## GOAL OF THE EXERCISE
Count the lines below that contain the word "this", and report only that number.

## SOURCE INFORMATION
------------------------------------------------

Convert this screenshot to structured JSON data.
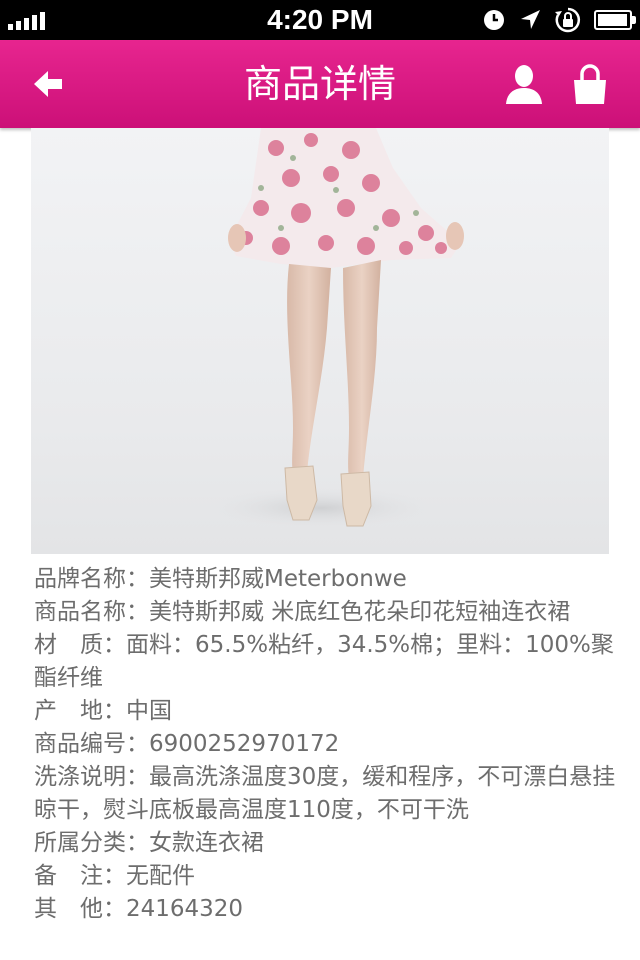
{
  "status_bar": {
    "time": "4:20 PM"
  },
  "nav": {
    "title": "商品详情"
  },
  "product": {
    "details": [
      {
        "label": "品牌名称：",
        "value": "美特斯邦威Meterbonwe"
      },
      {
        "label": "商品名称：",
        "value": "美特斯邦威 米底红色花朵印花短袖连衣裙"
      },
      {
        "label": "材　质：",
        "value": "面料：65.5%粘纤，34.5%棉；里料：100%聚酯纤维"
      },
      {
        "label": "产　地：",
        "value": "中国"
      },
      {
        "label": "商品编号：",
        "value": "6900252970172"
      },
      {
        "label": "洗涤说明：",
        "value": "最高洗涤温度30度，缓和程序，不可漂白悬挂晾干，熨斗底板最高温度110度，不可干洗"
      },
      {
        "label": "所属分类：",
        "value": "女款连衣裙"
      },
      {
        "label": "备　注：",
        "value": "无配件"
      },
      {
        "label": "其　他：",
        "value": "24164320"
      }
    ]
  },
  "colors": {
    "nav_bar": "#d81b82",
    "detail_text": "#6d6d6d"
  },
  "icons": {
    "back": "back-arrow-icon",
    "user": "user-icon",
    "bag": "shopping-bag-icon"
  }
}
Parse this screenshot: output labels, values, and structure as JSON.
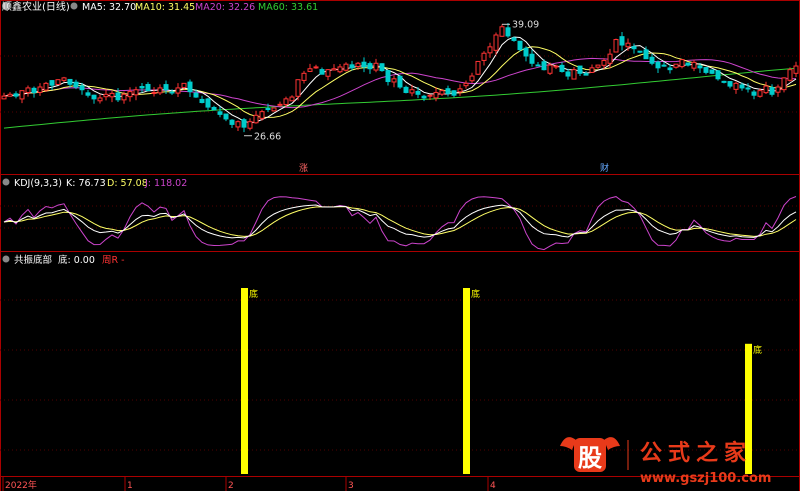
{
  "stock": {
    "title": "顺鑫农业(日线)",
    "ma_labels": [
      {
        "text": "MA5: 32.70",
        "color": "#ffffff"
      },
      {
        "text": "MA10: 31.45",
        "color": "#ffff66"
      },
      {
        "text": "MA20: 32.26",
        "color": "#cc44cc"
      },
      {
        "text": "MA60: 33.61",
        "color": "#33cc33"
      }
    ],
    "high_label": "39.09",
    "low_label": "26.66",
    "event_markers": [
      {
        "text": "涨",
        "color": "#ff6666"
      },
      {
        "text": "财",
        "color": "#66aaff"
      }
    ]
  },
  "kdj": {
    "title": "KDJ(9,3,3)",
    "labels": [
      {
        "text": "K: 76.73",
        "color": "#ffffff"
      },
      {
        "text": "D: 57.08",
        "color": "#ffff66"
      },
      {
        "text": "J: 118.02",
        "color": "#cc44cc"
      }
    ]
  },
  "indicator": {
    "title": "共振底部",
    "value_label": "底: 0.00",
    "extra_label": "周R -",
    "bar_label": "底"
  },
  "x_axis": {
    "labels": [
      "2022年",
      "1",
      "2",
      "3",
      "4"
    ]
  },
  "watermark": {
    "logo_char": "股",
    "text": "公式之家",
    "url": "www.gszj100.com"
  },
  "colors": {
    "up": "#ff3333",
    "down": "#00cccc",
    "border": "#aa0000",
    "signal": "#ffff00"
  },
  "chart_data": [
    {
      "type": "candlestick",
      "title": "顺鑫农业(日线)",
      "ylim": [
        24,
        40
      ],
      "x": [
        0,
        1,
        2,
        3,
        4,
        5,
        6,
        7,
        8,
        9,
        10,
        11,
        12,
        13,
        14,
        15,
        16,
        17,
        18,
        19,
        20,
        21,
        22,
        23,
        24,
        25,
        26,
        27,
        28,
        29,
        30,
        31,
        32,
        33,
        34,
        35,
        36,
        37,
        38,
        39,
        40,
        41,
        42,
        43,
        44,
        45,
        46,
        47,
        48,
        49,
        50,
        51,
        52,
        53,
        54,
        55,
        56,
        57,
        58,
        59,
        60,
        61,
        62,
        63,
        64,
        65,
        66,
        67,
        68,
        69,
        70,
        71,
        72,
        73,
        74,
        75,
        76,
        77,
        78,
        79,
        80,
        81,
        82,
        83,
        84,
        85,
        86,
        87,
        88,
        89,
        90,
        91,
        92,
        93,
        94,
        95,
        96,
        97,
        98,
        99,
        100,
        101,
        102,
        103,
        104,
        105,
        106,
        107,
        108,
        109,
        110,
        111,
        112,
        113,
        114,
        115,
        116,
        117,
        118,
        119,
        120,
        121,
        122,
        123,
        124,
        125,
        126,
        127,
        128,
        129,
        130,
        131,
        132
      ],
      "close": [
        31.0,
        31.2,
        31.0,
        31.6,
        31.9,
        31.4,
        32.0,
        32.4,
        32.2,
        32.8,
        33.0,
        32.3,
        32.0,
        31.7,
        31.1,
        30.7,
        30.8,
        31.2,
        31.3,
        30.6,
        31.2,
        31.5,
        31.7,
        31.9,
        31.6,
        31.4,
        31.9,
        31.7,
        31.4,
        31.9,
        32.4,
        31.5,
        30.9,
        30.3,
        29.8,
        29.5,
        29.0,
        28.5,
        27.9,
        28.2,
        27.6,
        28.2,
        28.9,
        29.3,
        29.6,
        29.7,
        30.1,
        30.7,
        30.9,
        32.8,
        33.5,
        34.0,
        34.2,
        33.4,
        33.9,
        34.0,
        34.2,
        34.5,
        34.1,
        34.6,
        34.2,
        34.0,
        34.6,
        33.8,
        32.6,
        32.9,
        32.0,
        31.4,
        31.7,
        31.2,
        30.8,
        31.1,
        31.4,
        31.6,
        31.3,
        31.1,
        31.8,
        32.4,
        33.2,
        34.8,
        35.7,
        36.4,
        37.7,
        38.6,
        37.6,
        37.1,
        36.1,
        35.4,
        34.6,
        34.4,
        33.9,
        34.4,
        34.3,
        33.7,
        33.2,
        33.9,
        33.5,
        33.3,
        34.1,
        34.4,
        34.9,
        35.6,
        37.2,
        36.6,
        36.8,
        36.2,
        35.9,
        35.1,
        34.6,
        34.1,
        34.3,
        33.9,
        34.5,
        35.0,
        34.4,
        34.7,
        34.1,
        33.6,
        33.5,
        32.9,
        32.6,
        32.1,
        32.4,
        31.9,
        31.8,
        31.1,
        31.6,
        32.1,
        31.2,
        32.0,
        33.0,
        33.9,
        34.3
      ],
      "high_label": 39.09,
      "low_label": 26.66,
      "series": [
        {
          "name": "MA5",
          "last": 32.7
        },
        {
          "name": "MA10",
          "last": 31.45
        },
        {
          "name": "MA20",
          "last": 32.26
        },
        {
          "name": "MA60",
          "last": 33.61
        }
      ]
    },
    {
      "type": "line",
      "title": "KDJ(9,3,3)",
      "ylim": [
        -20,
        130
      ],
      "series": [
        {
          "name": "K",
          "last": 76.73
        },
        {
          "name": "D",
          "last": 57.08
        },
        {
          "name": "J",
          "last": 118.02
        }
      ]
    },
    {
      "type": "bar",
      "title": "共振底部",
      "x": [
        40,
        77,
        124
      ],
      "values": [
        1,
        1,
        0.7
      ],
      "label": "底"
    }
  ]
}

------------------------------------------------

## COMPLETED TASK
2